The Eastern Eyre CFS group attended a significantly small amount of incidents over the festive period despite warm weather.
The calm start to the summer comes at a fortunate time, as volunteers battle technical problems with communication.
A switch from analogue to digital paging ahead of the 2018-2019 fire danger season has caused several pagers to miss emergency call outs, leaving volunteers and even brigade captains to find out about incidents by other means.
The digital paging system has not yet been put to a significant test, with only minor incidents in recent weeks.
Eastern Eyre group officer Bryan Trigg said local brigades attended one header fire and “a couple” of vehicle incidents, a low count for this time of year.
Mr Trigg said he believed the downturn in paddock fire reports was due to farmers having the equipment to put fires out themselves before they spread.
“There’ll always be accidents but a lot of fellas have really good units these days,” he said.
Mr Trigg said farmers had been complying during the few harvest ban days in the region, which he believed was evidence the current system of “peer pressure” was working.
He said proposed legislation to give the CFS legal power to stop harvest was unnecessary and would damage the relationship between emergency volunteers and farmers.
While Mr Trigg said the weather conditions this season had been “about normal,” a lack of lightning had helped reduce the amount of fires in the Eastern Eyre region.

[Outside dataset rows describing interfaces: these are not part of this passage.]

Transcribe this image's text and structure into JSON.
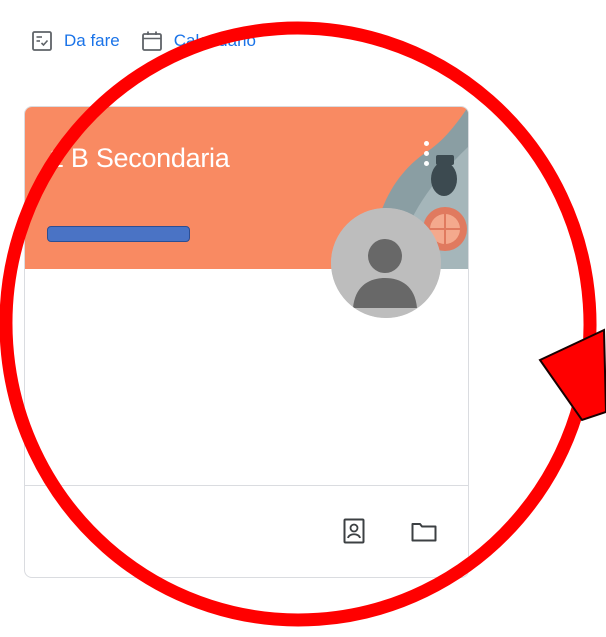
{
  "nav": {
    "todo_label": "Da fare",
    "todo_icon": "assignment-checklist-icon",
    "calendar_label": "Calendario",
    "calendar_icon": "calendar-icon",
    "link_color": "#1a73e8"
  },
  "card": {
    "title": "1 B Secondaria",
    "header_color": "#f98a62",
    "more_icon": "more-vertical-icon",
    "avatar_icon": "account-circle-icon",
    "footer_icons": [
      "work-badge-icon",
      "folder-icon"
    ]
  },
  "annotation": {
    "color": "#ff0000",
    "shapes": [
      "circle-highlight",
      "arrow-pointer"
    ]
  }
}
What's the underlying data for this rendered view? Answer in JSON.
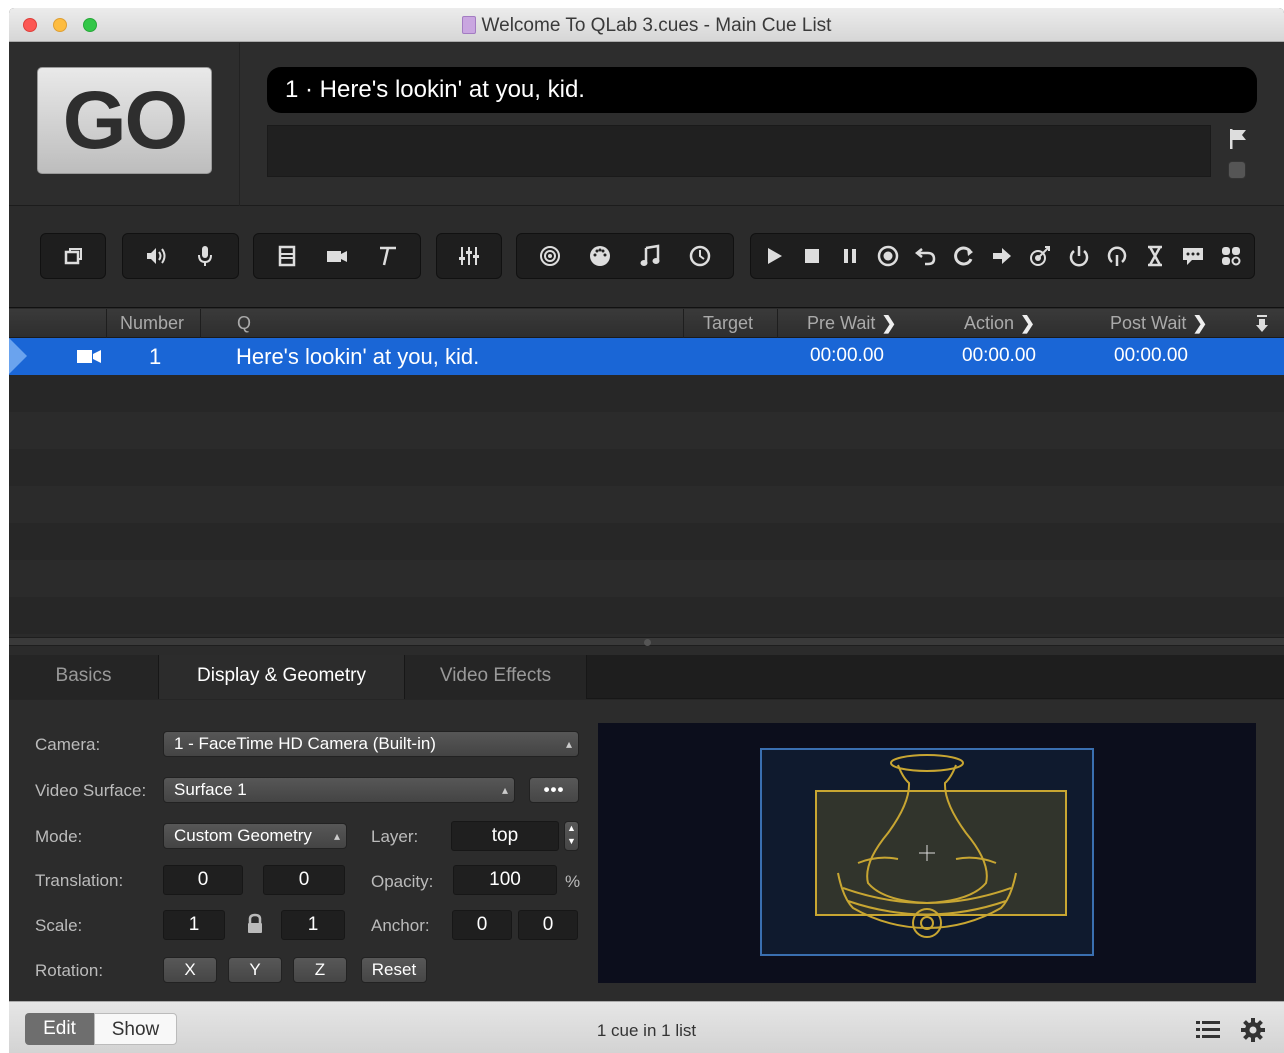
{
  "window": {
    "title": "Welcome To QLab 3.cues - Main Cue List"
  },
  "go": {
    "label": "GO"
  },
  "standby": {
    "text": "1 · Here's lookin' at you, kid."
  },
  "toolbar": {
    "icons": [
      "group-cue-icon",
      "audio-cue-icon",
      "mic-cue-icon",
      "video-cue-icon",
      "camera-cue-icon",
      "text-cue-icon",
      "fade-cue-icon",
      "network-cue-icon",
      "midi-cue-icon",
      "midi-file-cue-icon",
      "timecode-cue-icon",
      "start-cue-icon",
      "stop-cue-icon",
      "pause-cue-icon",
      "load-cue-icon",
      "reset-cue-icon",
      "devamp-cue-icon",
      "goto-cue-icon",
      "target-cue-icon",
      "arm-cue-icon",
      "disarm-cue-icon",
      "wait-cue-icon",
      "memo-cue-icon",
      "script-cue-icon"
    ]
  },
  "columns": {
    "number": "Number",
    "q": "Q",
    "target": "Target",
    "pre_wait": "Pre Wait",
    "action": "Action",
    "post_wait": "Post Wait"
  },
  "cues": [
    {
      "type_icon": "camera-cue-icon",
      "number": "1",
      "q": "Here's lookin' at you, kid.",
      "pre_wait": "00:00.00",
      "action": "00:00.00",
      "post_wait": "00:00.00",
      "selected": true
    }
  ],
  "inspector": {
    "tabs": [
      "Basics",
      "Display & Geometry",
      "Video Effects"
    ],
    "active_tab": "Display & Geometry",
    "labels": {
      "camera": "Camera:",
      "video_surface": "Video Surface:",
      "mode": "Mode:",
      "layer": "Layer:",
      "translation": "Translation:",
      "opacity": "Opacity:",
      "scale": "Scale:",
      "anchor": "Anchor:",
      "rotation": "Rotation:"
    },
    "camera": "1 - FaceTime HD Camera (Built-in)",
    "video_surface": "Surface 1",
    "more_button": "•••",
    "mode": "Custom Geometry",
    "layer": "top",
    "translation_x": "0",
    "translation_y": "0",
    "opacity": "100",
    "opacity_unit": "%",
    "scale_x": "1",
    "scale_y": "1",
    "anchor_x": "0",
    "anchor_y": "0",
    "rotation_buttons": [
      "X",
      "Y",
      "Z"
    ],
    "reset": "Reset"
  },
  "statusbar": {
    "edit": "Edit",
    "show": "Show",
    "status": "1 cue in 1 list"
  },
  "colors": {
    "selection": "#1a66d6",
    "background": "#2b2b2b",
    "preview_outline": "#c8a632",
    "surface_outline": "#3a6fb0"
  }
}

However, as the threat of harvest concludes, the chance of lightning increases heading into late January and February.